We express no opinion as to whether the loan should or should not have been included as potential cash flow for purposes of the Guidelines. This issue has to be reviewed and decided by the trial judge. If included for purposes of the guidelines, the loan would have resulted in a significant increase of potential cash flow to plaintiff and may have affected the judge's decision to reduce plaintiff's child support and alimony. Accordingly, we reverse and remand for the judge to determine whether the loan provides additional potential cash flow to plaintiff.
Next, defendant argues the judge erred in requiring her to pay child support to S.R. We conclude that a hearing should have been conducted on this issue before the judge issued the August 2009 order requiring defendant to pay child support. Plaintiff did not formally request child support for S.R. in a notice of motion. In his certification and during the January 2009 oral argument, he stated that S.R. now lived with him and he felt that defendant should have a child support obligation for S.R. The judge denied that request "because there is no proof that [S.R.] resides with the plaintiff full time[,] [and] [d]efendant argues that [S.R.] spends equal time with both parties."
The parties' subsequent certifications as to where S.R. spent most of his time, and most nights, were conflicting. S.R. was commuting to college. Plaintiff stated in one certification that S.R. stayed with him six out of seven nights. Defendant responded that S.R. spent at least three nights with her. Plaintiff submitted a subsequent certification acknowledging that S.R. spent "approximately two (2) days per week" with defendant, but stayed with him the rest of the time. The trial judge accepted plaintiff's second certification that S.R. spent two days with defendant. This was a disputed fact that should not have been resolved on the conflicting certifications and required a hearing as to precisely how much time, day and night, S.R. spent with each party. Accordingly, we remand for a hearing on that issue.
We have considered defendant's remaining arguments and find them to lack sufficient merit to warrant discussion in a written opinion. R. 2:11-3(e)(1)(E).

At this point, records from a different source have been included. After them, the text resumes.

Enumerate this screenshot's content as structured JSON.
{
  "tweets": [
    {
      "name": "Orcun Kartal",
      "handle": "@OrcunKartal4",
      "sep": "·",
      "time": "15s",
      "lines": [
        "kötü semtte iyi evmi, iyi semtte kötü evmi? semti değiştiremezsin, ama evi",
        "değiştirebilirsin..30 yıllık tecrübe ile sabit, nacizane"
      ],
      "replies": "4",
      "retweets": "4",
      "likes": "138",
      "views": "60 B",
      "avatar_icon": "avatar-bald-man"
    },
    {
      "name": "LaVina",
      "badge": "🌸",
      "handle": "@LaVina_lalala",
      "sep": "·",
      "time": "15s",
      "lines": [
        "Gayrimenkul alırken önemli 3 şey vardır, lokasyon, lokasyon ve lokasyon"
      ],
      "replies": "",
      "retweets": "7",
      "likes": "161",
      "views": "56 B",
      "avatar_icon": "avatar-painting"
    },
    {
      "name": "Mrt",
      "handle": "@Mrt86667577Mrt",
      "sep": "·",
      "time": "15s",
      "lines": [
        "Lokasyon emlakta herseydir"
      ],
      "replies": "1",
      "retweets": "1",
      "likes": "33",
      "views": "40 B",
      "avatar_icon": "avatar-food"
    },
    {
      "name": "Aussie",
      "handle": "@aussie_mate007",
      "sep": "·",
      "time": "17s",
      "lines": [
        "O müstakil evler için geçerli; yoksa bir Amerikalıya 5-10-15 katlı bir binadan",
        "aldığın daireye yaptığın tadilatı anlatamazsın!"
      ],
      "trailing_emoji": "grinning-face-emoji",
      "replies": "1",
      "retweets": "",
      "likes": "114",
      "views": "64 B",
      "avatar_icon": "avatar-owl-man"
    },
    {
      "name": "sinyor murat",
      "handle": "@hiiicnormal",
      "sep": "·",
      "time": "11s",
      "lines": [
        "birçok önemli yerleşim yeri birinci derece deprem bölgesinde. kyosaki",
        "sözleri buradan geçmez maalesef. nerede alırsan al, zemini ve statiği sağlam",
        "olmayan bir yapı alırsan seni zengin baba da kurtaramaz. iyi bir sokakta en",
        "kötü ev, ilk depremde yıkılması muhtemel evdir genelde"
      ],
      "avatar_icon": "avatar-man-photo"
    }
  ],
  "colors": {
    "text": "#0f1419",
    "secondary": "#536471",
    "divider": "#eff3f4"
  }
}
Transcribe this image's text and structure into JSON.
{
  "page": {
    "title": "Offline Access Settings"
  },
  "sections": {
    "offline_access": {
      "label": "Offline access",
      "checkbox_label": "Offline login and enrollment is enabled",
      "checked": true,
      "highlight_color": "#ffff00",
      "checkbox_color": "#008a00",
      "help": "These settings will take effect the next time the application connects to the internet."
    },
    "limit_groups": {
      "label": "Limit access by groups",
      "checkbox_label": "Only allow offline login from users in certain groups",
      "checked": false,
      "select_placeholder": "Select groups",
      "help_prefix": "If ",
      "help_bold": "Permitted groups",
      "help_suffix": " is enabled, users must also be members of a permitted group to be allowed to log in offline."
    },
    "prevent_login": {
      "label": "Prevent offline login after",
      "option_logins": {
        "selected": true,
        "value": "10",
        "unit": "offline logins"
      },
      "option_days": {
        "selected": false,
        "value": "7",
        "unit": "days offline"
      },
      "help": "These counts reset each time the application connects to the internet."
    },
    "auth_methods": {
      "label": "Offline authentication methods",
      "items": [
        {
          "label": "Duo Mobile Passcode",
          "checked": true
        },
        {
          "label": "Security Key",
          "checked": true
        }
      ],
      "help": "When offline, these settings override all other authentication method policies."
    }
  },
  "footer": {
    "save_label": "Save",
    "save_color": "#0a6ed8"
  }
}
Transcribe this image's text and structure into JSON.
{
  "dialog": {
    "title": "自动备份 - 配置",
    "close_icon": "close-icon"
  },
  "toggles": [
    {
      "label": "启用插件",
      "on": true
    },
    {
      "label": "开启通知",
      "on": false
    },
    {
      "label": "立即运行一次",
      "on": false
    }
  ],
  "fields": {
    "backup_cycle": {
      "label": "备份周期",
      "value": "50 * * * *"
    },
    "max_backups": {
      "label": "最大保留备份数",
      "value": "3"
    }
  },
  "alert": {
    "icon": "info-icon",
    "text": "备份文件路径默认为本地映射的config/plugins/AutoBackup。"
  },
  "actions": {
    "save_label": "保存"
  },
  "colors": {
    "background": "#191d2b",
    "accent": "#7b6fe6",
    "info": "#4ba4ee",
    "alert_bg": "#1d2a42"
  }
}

Affirmed in part, reversed in part, and remanded for further proceedings consistent with this opinion. We do not retain jurisdiction.
© 1992-2011 VersusLaw Inc.